January 25, 2013
Lugar, Hamilton agree: It's about the students
By Mike Leonard
January 25, 2013, last update: 1/25 @ 12:36 am
The mutual admiration that former Congress members Richard Lugar and Lee Hamilton hold for each other was reiterated by each in brief interviews following Thursday's announcement that the two men are joining the Indiana University faculty.
Both also expressed another strong sentiment in separate interviews.
"What's most thrilling is the opportunity to work with the students," former U.S. Rep. Hamilton said. "It's stimulating."
Lugar was more expansive on the subject. "I knew I wanted to work with students. We've had hundreds of student interns in our office for varying periods of time, usually with very intense practice," he said. "In other words, they were heavily involved in the work I was doing for weeks and sometimes months."
The long-serving senator said he often looked for other opportunities for bright and dedicated students after their internships were over, sending them to the State Department and other areas of the federal government. "In many ways, working with these students has been the most exciting aspect of my public service," he said.
In response to a question, Lugar said he was excited about the opportunity to discuss and emphasize the importance of diplomacy in his new role in the School of Global and International Studies.
"I do hope I can instill that diplomacy matters and the rest of the world matters," he said. "I've come to the conclusion that the attacks upon all of us are unlikely to be by armies, but, rather, the disruption of our communications or by the hacking of our computers and the cloud and so forth. Or it may be the problems that come from climate change or global health menaces promulgated by others who do not wish us well."

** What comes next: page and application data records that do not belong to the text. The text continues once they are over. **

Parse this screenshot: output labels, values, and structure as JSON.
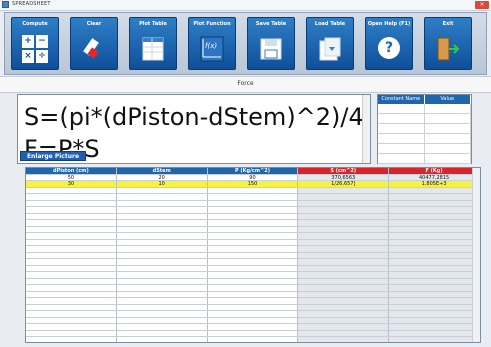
{
  "window": {
    "title": "SPREADSHEET",
    "close_label": "×"
  },
  "toolbar": {
    "buttons": [
      {
        "label": "Compute",
        "icon": "calculator-icon"
      },
      {
        "label": "Clear",
        "icon": "eraser-icon"
      },
      {
        "label": "Plot Table",
        "icon": "plot-table-icon"
      },
      {
        "label": "Plot Function",
        "icon": "plot-function-icon"
      },
      {
        "label": "Save Table",
        "icon": "save-table-icon"
      },
      {
        "label": "Load Table",
        "icon": "load-table-icon"
      },
      {
        "label": "Open Help (F1)",
        "icon": "help-icon"
      },
      {
        "label": "Exit",
        "icon": "exit-door-icon"
      }
    ],
    "fx_label": "f(x)",
    "help_glyph": "?"
  },
  "section": {
    "title": "Force"
  },
  "formula": {
    "line1": "S=(pi*(dPiston-dStem)^2)/4",
    "line2": "F=P*S"
  },
  "enlarge_button": "Enlarge Picture",
  "constants_table": {
    "headers": [
      "Constant Name",
      "Value"
    ],
    "rows": 6
  },
  "grid": {
    "headers": [
      "dPiston (cm)",
      "dStem",
      "P (Kg/cm^2)",
      "S (cm^2)",
      "F (Kg)"
    ],
    "rows": [
      [
        "50",
        "20",
        "90",
        "370,6563",
        "40477,2815"
      ],
      [
        "30",
        "10",
        "150",
        "1/26,657]",
        "1,805E+3"
      ]
    ],
    "empty_rows": 24
  },
  "colors": {
    "accent": "#1e66ad",
    "header_red": "#d8252b",
    "highlight_yellow": "#f7f23c"
  }
}
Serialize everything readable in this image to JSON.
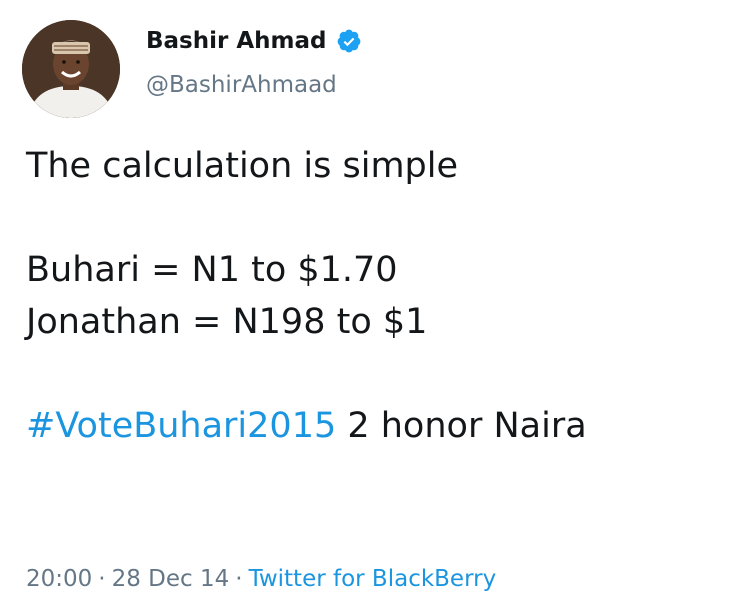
{
  "colors": {
    "text": "#14171a",
    "secondary_text": "#657786",
    "link": "#1b95e0",
    "verified_badge": "#1da1f2"
  },
  "author": {
    "display_name": "Bashir Ahmad",
    "handle": "@BashirAhmaad",
    "verified": true,
    "avatar_icon": "profile-photo"
  },
  "tweet": {
    "line1": "The calculation is simple",
    "line2": "Buhari = N1 to $1.70",
    "line3": "Jonathan = N198 to $1",
    "hashtag": "#VoteBuhari2015",
    "line4_rest": " 2 honor Naira"
  },
  "footer": {
    "time": "20:00",
    "separator": "·",
    "date": "28 Dec 14",
    "source": "Twitter for BlackBerry"
  }
}
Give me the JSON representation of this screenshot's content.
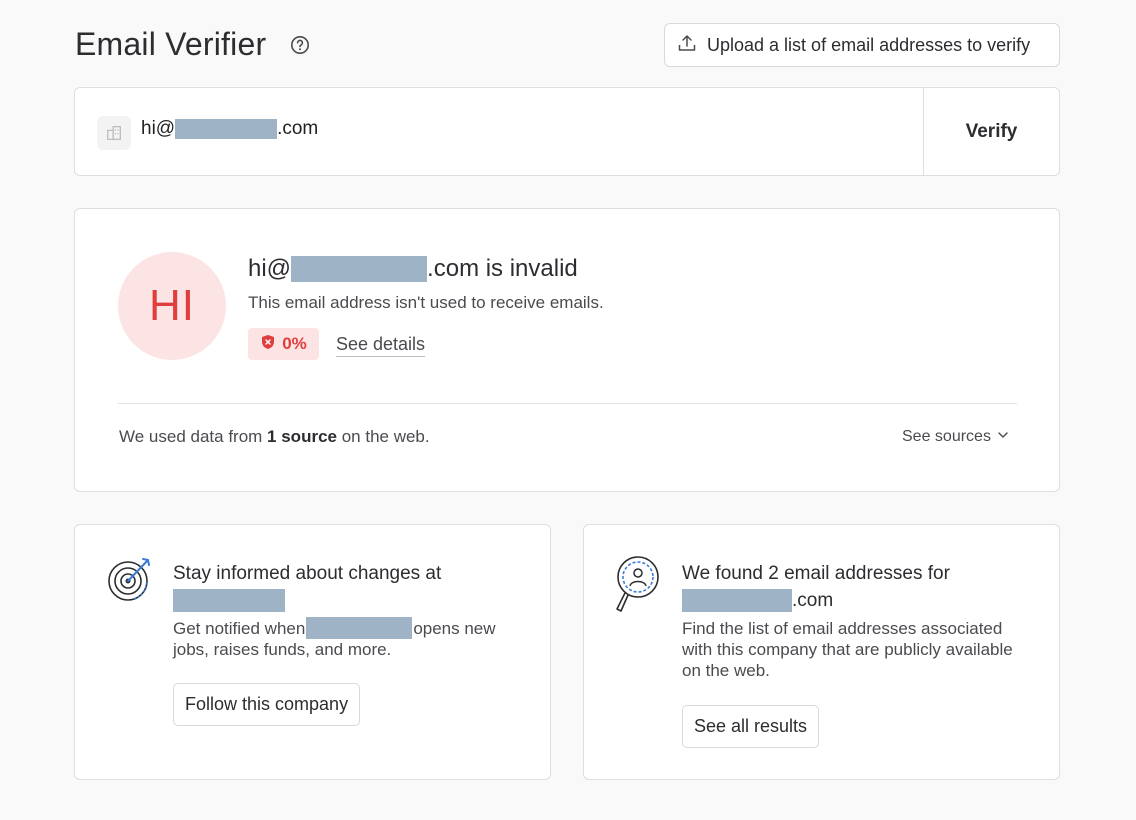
{
  "header": {
    "title": "Email Verifier",
    "upload_label": "Upload a list of email addresses to verify"
  },
  "verify_form": {
    "email_prefix": "hi@",
    "email_suffix": ".com",
    "verify_label": "Verify"
  },
  "result": {
    "avatar_initials": "HI",
    "title_prefix": "hi@",
    "title_suffix": ".com is invalid",
    "description": "This email address isn't used to receive emails.",
    "score": "0%",
    "see_details_label": "See details",
    "sources_prefix": "We used data from ",
    "sources_count": "1 source",
    "sources_suffix": " on the web.",
    "see_sources_label": "See sources",
    "accent_color": "#e03e3e"
  },
  "follow_card": {
    "title": "Stay informed about changes at",
    "body_prefix": "Get notified when",
    "body_suffix": "opens new jobs, raises funds, and more.",
    "button_label": "Follow this company"
  },
  "results_card": {
    "title": "We found 2 email addresses for",
    "title_suffix": ".com",
    "body": "Find the list of email addresses associated with this company that are publicly available on the web.",
    "button_label": "See all results"
  }
}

Lugar said the configuration of IU's new school looks ideally suited to contribute to a more peaceful world through its vast resources in language instruction and area studies. "We face very complex problems that require a lot of language skills and skills in understanding the cultures of other nations. And when I talk about the need for diplomacy, I mean speaking to people, writing to people, understanding people, and that requires some understanding of where they're coming from in terms of their politics, their religion, their language."
IU President Michael McRobbie, who was beaming throughout the formal announcement and afterward, said, "The fact that they're willing to attach their prestige and standing to the school says something about their assessment of what we have here. Both of them know this place pretty well.
"Here are two guys who have been in the engine room of foreign policy-making at the deepest possible level," he said. "For a lengthy period of time, either as chairs or members of those committees. They've worked directly with presidents, secretaries of state, secretaries of defense, heads of other parties and so on. It's hard to believe that any other school in the country would have anything better than this."
Bloomington Provost Lauren Robel called the experience of her new faculty members extraordinary. "They've lived the paradigm shift from the Cold War to the post-9/11 world," she said. "There's no one who knows it more deeply than they do. This is a great day for Indiana University."